Design is a vital part of the STEM experience: identifying a problem or idea, designing a solution or process, implementation and evaluation. Taking an abstract or concrete idea and utilizing it takes the ability think creatively, and the benefits of the ability to master this creative process extends far beyond careers in STEM.
Education systems nationwide are embracing an integrated STEM curriculum and are in constant motion working on effective ways to implement these curriculums in the classroom. Science and math have had their place in standards and assessments for years and in addition, technology is now becoming more than just an elective.
The most challenging STEM element to introduce and integrate appears to be Engineering, which is vital for its design and problem solving components. As educators and localities work on integrating STEM, it’s clear that parents need to also step in to become more knowledgeable and interested.
The mandate for parents to become more involved in integrating STEM outside of school can be intimidating. Parents know what to do to increase exposure to reading, math, or history; these traditional subjects can be fortified with trips to the library, flashcards or visits to museums. As the STEM integration movement is fairly new and still evolving, immersing students outside of the school may be a difficult task for parents to take on alone.
Fortunately, the funding for STEM programs and education is abundant and there are a wealth of resources online as well as camps and classes here in Charlotte that families can access to incorporate STEM outside of the classroom.
A Selection of STEM Opportunities in Charlotte:

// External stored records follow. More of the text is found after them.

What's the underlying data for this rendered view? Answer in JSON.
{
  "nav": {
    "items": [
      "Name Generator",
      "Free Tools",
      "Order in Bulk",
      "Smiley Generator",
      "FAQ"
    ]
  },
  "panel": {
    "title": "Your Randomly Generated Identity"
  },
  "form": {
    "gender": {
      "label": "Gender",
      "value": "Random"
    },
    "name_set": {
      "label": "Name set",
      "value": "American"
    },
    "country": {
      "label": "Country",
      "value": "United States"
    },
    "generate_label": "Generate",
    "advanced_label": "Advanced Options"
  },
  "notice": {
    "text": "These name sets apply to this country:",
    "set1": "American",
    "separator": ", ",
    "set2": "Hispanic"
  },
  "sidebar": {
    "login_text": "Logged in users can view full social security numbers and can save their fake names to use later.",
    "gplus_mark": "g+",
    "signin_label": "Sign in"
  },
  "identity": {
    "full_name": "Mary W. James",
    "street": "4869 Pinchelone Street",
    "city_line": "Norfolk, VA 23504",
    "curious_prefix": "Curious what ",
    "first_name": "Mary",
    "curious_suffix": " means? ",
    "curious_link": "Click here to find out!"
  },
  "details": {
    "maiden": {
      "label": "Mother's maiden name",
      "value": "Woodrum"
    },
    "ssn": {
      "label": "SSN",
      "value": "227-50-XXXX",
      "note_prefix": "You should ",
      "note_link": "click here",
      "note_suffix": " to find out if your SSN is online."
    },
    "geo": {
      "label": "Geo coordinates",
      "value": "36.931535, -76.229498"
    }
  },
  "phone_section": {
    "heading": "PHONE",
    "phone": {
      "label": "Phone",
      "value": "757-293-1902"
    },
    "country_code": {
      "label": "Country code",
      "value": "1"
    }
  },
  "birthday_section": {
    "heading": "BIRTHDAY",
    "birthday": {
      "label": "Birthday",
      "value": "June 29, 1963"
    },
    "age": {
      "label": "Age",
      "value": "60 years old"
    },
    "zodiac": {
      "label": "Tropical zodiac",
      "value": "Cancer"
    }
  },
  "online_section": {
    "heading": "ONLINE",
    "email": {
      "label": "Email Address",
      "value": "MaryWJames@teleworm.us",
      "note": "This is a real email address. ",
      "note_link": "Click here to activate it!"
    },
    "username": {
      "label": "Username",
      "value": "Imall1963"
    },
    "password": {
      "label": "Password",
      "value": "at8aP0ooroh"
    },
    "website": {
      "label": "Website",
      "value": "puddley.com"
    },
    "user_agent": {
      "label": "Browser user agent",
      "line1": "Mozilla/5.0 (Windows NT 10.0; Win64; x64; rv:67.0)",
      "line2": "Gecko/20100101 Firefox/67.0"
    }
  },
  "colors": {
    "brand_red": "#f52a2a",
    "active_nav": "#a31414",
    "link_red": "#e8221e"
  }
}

National Girls Collaborative Project
A directory of programs and organizations that focus on motivating girls to pursue careers in STEM fields. There are links to over a dozen programs in Charlotte, including Microsoft, Project Scientist and IT-oLogy.
Tech Talent South
Tech Talent South offers 8 week code immersion programs for adults in addition to some fantastic education programs for kids. In addition to summer camps,TTS is offering “Kids Code Thursday”, a FREE hour and half of code every Thursday, event details can be found here.
Central Piedmont Community College STEM Experience
Full and half day camps at both campuses. Themes range from “Build Your Own Bio-Mechanical Hand” to “Computer Crimes.”
Engineering Camp Charlotte
Queens University of Charlotte will host the NC State University (NCSU) College of Engineering’s Youth Summer Program at its main campus in Myers Park
Week long camps focused on creativity, innovation and problem solving. A national program, with multiple locations and dates in Charlotte.
Engaging and empowering girls with a passion, talent and aptitude for science, technology, engineering, and math (STEM).
A non profit helping bridge the technology skills gap with a multidimensional learning experience designed to inspire the next generation of entrepreneurs.
STEM Resources on the Web (Dozens more online):
The 10 Best STEM Resources – National Education Association
Resources geared mainly towards educators but downloads, ideas, and links that can be useful for parents as well.
DiscoverE’s mission is to help “unite, mobilize, and support the engineering and technology volunteer communities.” This website supplies activities, resources and downloads for parents and teachers.
STEM Resources from PBS
For grades K-12, learn how to incorporate STEM via PBS.
Articles, activities, and interactive to get parents, teachers, and kids interested and eager to learn more about STEM and it’s relevancy in the world.
Engineer Girl http://www.engineergirl.org
Stories, links, and contests designed to bring attention to the exciting opportunities in the engineering world for women and girls.
Discovery Education- Connect the Dots
Resources for parents, teachers and kids.